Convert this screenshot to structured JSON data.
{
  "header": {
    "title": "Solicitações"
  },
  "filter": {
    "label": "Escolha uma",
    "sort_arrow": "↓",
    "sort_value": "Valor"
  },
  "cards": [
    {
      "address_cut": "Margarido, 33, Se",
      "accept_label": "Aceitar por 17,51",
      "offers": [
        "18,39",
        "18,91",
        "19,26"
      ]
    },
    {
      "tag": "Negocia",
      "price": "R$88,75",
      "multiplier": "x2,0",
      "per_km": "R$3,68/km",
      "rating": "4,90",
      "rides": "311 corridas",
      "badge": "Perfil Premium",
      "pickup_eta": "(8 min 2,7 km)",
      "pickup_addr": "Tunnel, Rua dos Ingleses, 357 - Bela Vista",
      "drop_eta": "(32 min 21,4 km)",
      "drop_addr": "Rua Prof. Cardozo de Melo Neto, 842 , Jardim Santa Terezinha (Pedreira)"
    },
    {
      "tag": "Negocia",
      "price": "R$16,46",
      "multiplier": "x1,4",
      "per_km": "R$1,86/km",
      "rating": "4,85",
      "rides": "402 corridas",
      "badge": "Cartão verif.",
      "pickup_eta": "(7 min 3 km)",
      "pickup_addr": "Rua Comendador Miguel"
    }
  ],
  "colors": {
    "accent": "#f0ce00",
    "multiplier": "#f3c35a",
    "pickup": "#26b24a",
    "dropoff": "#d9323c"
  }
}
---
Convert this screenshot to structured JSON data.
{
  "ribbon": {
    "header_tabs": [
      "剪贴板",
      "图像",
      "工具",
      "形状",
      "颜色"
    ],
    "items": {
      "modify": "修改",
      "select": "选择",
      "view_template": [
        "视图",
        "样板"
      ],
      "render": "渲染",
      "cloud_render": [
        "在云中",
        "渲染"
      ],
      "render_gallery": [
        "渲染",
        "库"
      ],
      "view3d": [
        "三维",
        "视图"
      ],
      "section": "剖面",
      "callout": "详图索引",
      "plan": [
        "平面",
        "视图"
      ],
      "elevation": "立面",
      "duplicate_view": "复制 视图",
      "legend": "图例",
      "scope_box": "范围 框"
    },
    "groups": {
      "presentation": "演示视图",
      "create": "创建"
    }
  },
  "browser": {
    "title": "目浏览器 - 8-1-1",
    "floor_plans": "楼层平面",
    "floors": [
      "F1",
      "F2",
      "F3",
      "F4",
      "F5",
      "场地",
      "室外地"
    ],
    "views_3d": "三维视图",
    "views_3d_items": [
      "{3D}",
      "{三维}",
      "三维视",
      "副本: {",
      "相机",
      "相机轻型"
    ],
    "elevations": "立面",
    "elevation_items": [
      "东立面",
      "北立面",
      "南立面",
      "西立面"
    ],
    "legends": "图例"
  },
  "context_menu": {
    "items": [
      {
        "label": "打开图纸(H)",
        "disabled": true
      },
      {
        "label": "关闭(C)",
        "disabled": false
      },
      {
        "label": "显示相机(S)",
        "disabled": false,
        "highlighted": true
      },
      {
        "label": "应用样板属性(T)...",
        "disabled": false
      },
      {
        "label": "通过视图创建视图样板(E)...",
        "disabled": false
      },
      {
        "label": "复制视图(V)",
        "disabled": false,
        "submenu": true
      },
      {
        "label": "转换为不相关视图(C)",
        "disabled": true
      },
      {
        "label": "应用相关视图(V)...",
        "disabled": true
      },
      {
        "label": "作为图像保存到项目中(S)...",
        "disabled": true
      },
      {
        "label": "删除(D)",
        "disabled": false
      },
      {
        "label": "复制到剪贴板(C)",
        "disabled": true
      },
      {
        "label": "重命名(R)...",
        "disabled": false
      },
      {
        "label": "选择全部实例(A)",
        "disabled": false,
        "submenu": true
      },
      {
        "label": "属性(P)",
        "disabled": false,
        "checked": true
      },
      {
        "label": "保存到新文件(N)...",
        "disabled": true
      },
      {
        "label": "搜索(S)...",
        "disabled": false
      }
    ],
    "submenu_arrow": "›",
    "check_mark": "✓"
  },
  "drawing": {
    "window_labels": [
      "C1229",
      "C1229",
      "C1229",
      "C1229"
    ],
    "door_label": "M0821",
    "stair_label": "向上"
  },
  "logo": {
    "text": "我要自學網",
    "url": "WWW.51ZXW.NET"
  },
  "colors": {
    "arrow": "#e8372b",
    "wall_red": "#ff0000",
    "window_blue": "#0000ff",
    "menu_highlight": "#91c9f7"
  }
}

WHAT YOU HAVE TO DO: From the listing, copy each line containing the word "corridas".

PROBLEM SOLUTION:
      "rides": "311 corridas",
      "rides": "402 corridas",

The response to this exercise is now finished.